Monday, March 16, 2009

Time Article on Ending Marriage

This is making the rounds on Facebook, so I thought it foolish not to post. I think I see like four or five people posting it. 

Time discusses a point that has sometimes been discussed, quietly, by gay folks themselves -- what about just getting rid of marriage all together, if it's such a religious institution. What right does the government has in getting involved?

From the article:
Two law professors from Pepperdine University issued a call to re-examine the role the government plays in marriage in a paper published March 2 in the San Francisco Chronicle.

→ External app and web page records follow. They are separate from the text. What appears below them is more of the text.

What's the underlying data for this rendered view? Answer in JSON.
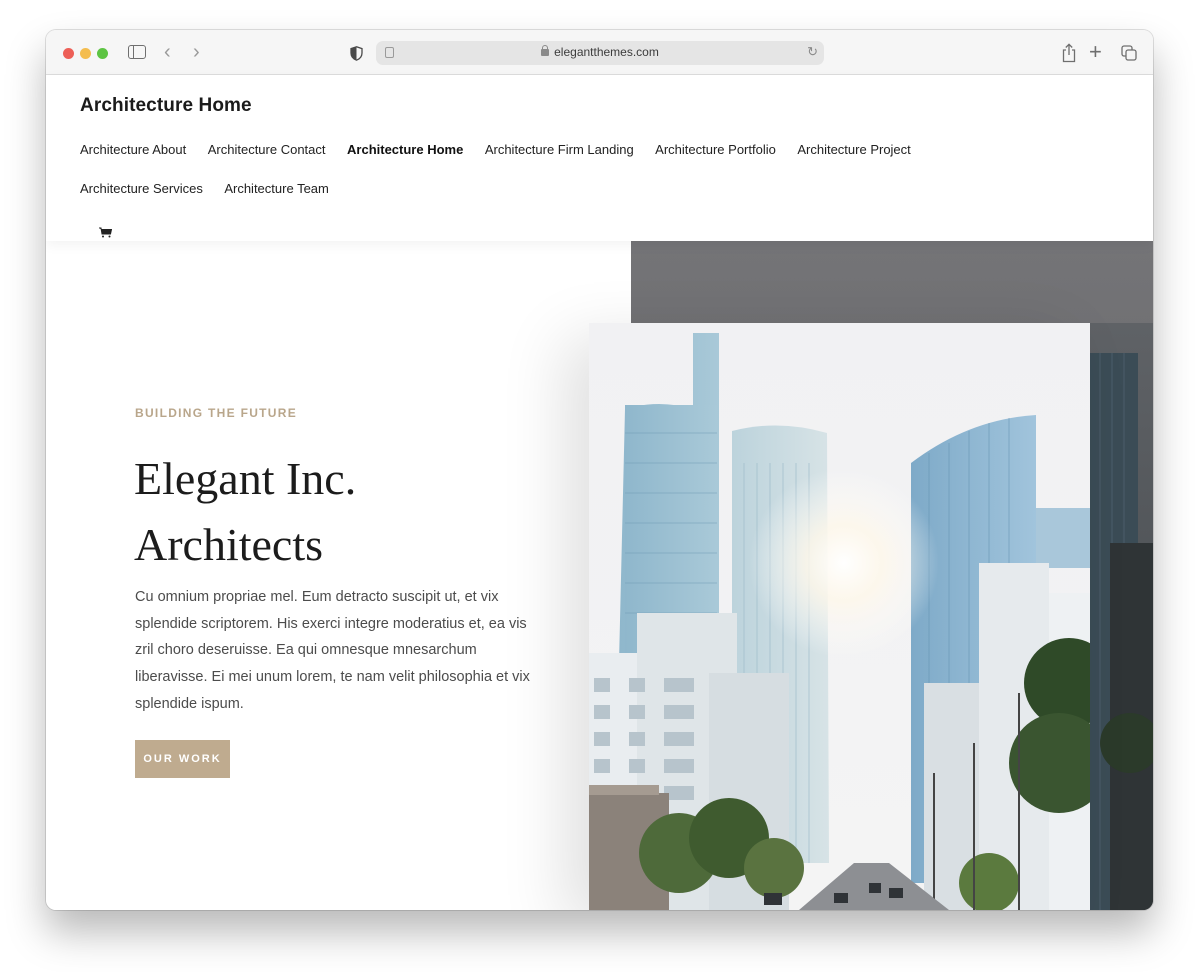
{
  "browser": {
    "url": "elegantthemes.com",
    "icons": {
      "close": "traffic-light-red",
      "minimize": "traffic-light-yellow",
      "zoom": "traffic-light-green",
      "sidebar": "sidebar-icon",
      "back": "chevron-left-icon",
      "forward": "chevron-right-icon",
      "privacy": "shield-icon",
      "reader": "reader-icon",
      "lock": "lock-icon",
      "reload": "reload-icon",
      "share": "share-icon",
      "new_tab": "plus-icon",
      "tabs": "tabs-overview-icon"
    },
    "glyphs": {
      "back": "‹",
      "forward": "›",
      "reload": "↻",
      "plus": "+"
    }
  },
  "site": {
    "title": "Architecture Home",
    "menu": [
      {
        "label": "Architecture About",
        "active": false
      },
      {
        "label": "Architecture Contact",
        "active": false
      },
      {
        "label": "Architecture Home",
        "active": true
      },
      {
        "label": "Architecture Firm Landing",
        "active": false
      },
      {
        "label": "Architecture Portfolio",
        "active": false
      },
      {
        "label": "Architecture Project",
        "active": false
      },
      {
        "label": "Architecture Services",
        "active": false
      },
      {
        "label": "Architecture Team",
        "active": false
      }
    ],
    "cart_icon": "cart-icon"
  },
  "hero": {
    "eyebrow": "BUILDING THE FUTURE",
    "headline_line1": "Elegant Inc.",
    "headline_line2": "Architects",
    "body": "Cu omnium propriae mel. Eum detracto suscipit ut, et vix splendide scriptorem. His exerci integre moderatius et, ea vis zril choro deseruisse. Ea qui omnesque mnesarchum liberavisse. Ei mei unum lorem, te nam velit philosophia et vix splendide ispum.",
    "cta_label": "OUR WORK",
    "image_alt": "City street with glass skyscrapers and sun flare"
  },
  "colors": {
    "accent": "#bfab8f",
    "eyebrow": "#b9a68b",
    "headline": "#1c1c1c",
    "body": "#4c4c4c",
    "panel": "#6e6e71"
  }
}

The authors — one of who voted for and one against Prop 8, which successfully ended gay marriage in California — say the best way out of the intractable legal wars over gay marriage is to take marriage out of the hands of the government altogether. (See pictures of the busiest wedding day in history.)

Instead, give gay and straight couples alike the same license — a certificate confirming them as a family, and call it a "civil union" — anything, really, other than "marriage." For those for whom the word marriage is important, the next stop after the courthouse could be the church, where they could bless their union with all the religious ceremony they could want. The Church itself would lose nothing of its role in sanctioning the kinds of unions that it finds in keeping with its tenets. And for non-believers or those for whom the word marriage is less important, the civil union license issued by the state would be all they needed to unlock the benefits reserved in most states, and in federal law, for "married" couples.

"While new terminology for all may at first seem awkward — mostly in greeting-card shops — [it] dovetails with the court's important responsibility to reaffirm the unfettered freedom of all faiths to extend the nomenclature of marriage as their traditions allow," wrote professors Douglas W. Kmiec and Shelley Ross Saxer. Kmiec voted for Prop 8 because of the teachings of his Catholic Church and his notion of religious liberty, but has since said he believes the Court should not allow one group of Californians to marry while denying the privilege to others.
It's something to be thought about, isn't it? No other religious rite is honored by the government. It's nice that it's getting a little mainstream play.

The ultimate equalizer: elimination.

1 comment:

Anonymous said...

This would never happen, but it's a great idea. I'm all for separation of church and state.